This film, like its subject, has no shortage of serious problems. Who its intended audience is supposed to be eludes me. Few under 50, I suspect, have any idea who Judy Garland was — beyond, perhaps, her role as Dorothy in The Wizard of Oz. And those old enough to recall her years as a best-selling recording artist, award-winning actress, stage performer and television personality are unlikely to have the patience for the one-note cliché that stands in for her here.
Renée Zellweger pretzels her spine, paints her face and pouts to parrot the icon's speaking voice (singing, not so much) in a performance that all but bellows Oscar Bait. As far as I can tell, it single-handedly kicked off this year's awards-season conversation. I'll be surprised, however, if anyone's talking about it by the time the holidays roll around.
Directed by Rupert Goold (True Story) and adapted from Peter Quilter's play by Tom Edge, it's the wispiest of the past year's spate of musical biopics. Beside Judy, Rocketman looks like The Tree of Life. The movie focuses on the entertainer's final comeback attempt, a lucrative series of 1968 London concerts.
But first, viewers are introduced to a Garland struggling to keep a roof over her children's heads by singing in LA clubs for paltry sums. Booted from her hotel suite for lack of payment, she decides to leave them with ex-husband Sidney Luft (Rufus Sewell) and cross the pond. The audience is led to believe this offers Garland's only hope of earning enough to keep the kids with her. Which rings iffy, given that the deal she made for her CBS variety show a few years earlier made her $24 million and was called "the biggest talent deal in TV history." That must've been some hotel bill.
Once the singer arrives in England, the picture shifts into hokum overdrive. Zellweger's Garland is a virtual caricature of the tortured artist. She power-pops speed to get through the day, then is surprised when she can't sleep at night. She refuses to rehearse, and then is surprised when her performances increasingly go off the rails. Take a wild guess whether cocktails are a problem.

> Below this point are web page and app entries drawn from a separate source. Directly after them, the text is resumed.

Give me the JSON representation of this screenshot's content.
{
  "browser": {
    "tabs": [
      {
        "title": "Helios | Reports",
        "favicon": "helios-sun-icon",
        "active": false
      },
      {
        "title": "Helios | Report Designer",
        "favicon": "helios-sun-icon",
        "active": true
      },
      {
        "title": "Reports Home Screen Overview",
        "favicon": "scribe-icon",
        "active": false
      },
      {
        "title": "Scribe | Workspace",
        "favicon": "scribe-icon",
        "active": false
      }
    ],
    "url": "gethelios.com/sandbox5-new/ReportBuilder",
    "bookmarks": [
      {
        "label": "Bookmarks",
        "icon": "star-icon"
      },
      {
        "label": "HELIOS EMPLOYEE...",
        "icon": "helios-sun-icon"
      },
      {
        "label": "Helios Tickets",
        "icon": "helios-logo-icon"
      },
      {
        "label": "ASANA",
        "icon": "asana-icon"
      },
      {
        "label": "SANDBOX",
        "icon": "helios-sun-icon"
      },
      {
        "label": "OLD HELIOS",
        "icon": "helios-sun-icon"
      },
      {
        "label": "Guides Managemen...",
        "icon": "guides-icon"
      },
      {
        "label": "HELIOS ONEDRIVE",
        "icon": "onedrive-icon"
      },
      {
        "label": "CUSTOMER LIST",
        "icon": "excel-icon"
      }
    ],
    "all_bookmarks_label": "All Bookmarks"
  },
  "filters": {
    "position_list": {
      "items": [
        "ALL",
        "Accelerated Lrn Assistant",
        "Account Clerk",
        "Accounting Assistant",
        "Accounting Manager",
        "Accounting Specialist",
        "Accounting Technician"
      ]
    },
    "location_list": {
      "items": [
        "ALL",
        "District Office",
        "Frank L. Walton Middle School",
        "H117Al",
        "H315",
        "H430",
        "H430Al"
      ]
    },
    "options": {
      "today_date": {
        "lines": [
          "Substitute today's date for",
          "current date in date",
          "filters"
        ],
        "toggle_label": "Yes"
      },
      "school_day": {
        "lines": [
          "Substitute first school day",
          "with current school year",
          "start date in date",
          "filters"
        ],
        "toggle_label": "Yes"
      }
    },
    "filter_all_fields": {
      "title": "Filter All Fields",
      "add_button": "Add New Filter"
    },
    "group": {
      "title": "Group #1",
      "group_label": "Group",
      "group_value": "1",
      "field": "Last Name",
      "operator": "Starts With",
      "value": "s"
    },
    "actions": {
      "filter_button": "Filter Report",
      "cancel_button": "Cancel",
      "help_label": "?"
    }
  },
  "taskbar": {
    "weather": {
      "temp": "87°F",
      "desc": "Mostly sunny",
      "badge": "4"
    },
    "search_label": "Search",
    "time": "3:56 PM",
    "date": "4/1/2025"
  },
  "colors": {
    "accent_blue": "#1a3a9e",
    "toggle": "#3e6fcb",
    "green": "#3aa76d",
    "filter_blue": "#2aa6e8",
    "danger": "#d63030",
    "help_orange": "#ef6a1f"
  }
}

Flashbacks intrude on the narrative relentlessly, offering scenes re-creating her early days at MGM when studio head Louis B. Mayer (Richard Cordery) supposedly forbade her from nibbling a burger but made her take uppers and downers to maximize productivity. This is intended to explain the diva's lifelong trauma and insecurity, but Iffy Alert: While Mayer certainly was a control freak, the fact is that Garland's mother — a stage mother if ever there was one — got her hooked on pills long before she set foot on that yellow brick road.
Is it just me, or is it weird that a movie about Judy Garland would show so little interest in Judy Garland movies? You'd never know, for example, that she was nominated for an Oscar and won a Golden Globe for her performance in A Star Is Born (1954). Or that she and Luft were the first to see the remake potential in that now-perennial chestnut. And still she found a way to lose money on the deal.
Speaking of big-screen plans that didn't pan out: Sure, the film is at 83 percent on Rotten Tomatoes, but I bet Marvel-stuffed critics were simply so starved for anything spandex-free that they mistook Judy for a gigantic breath of fresh air. Which is understandable. It truly does blow.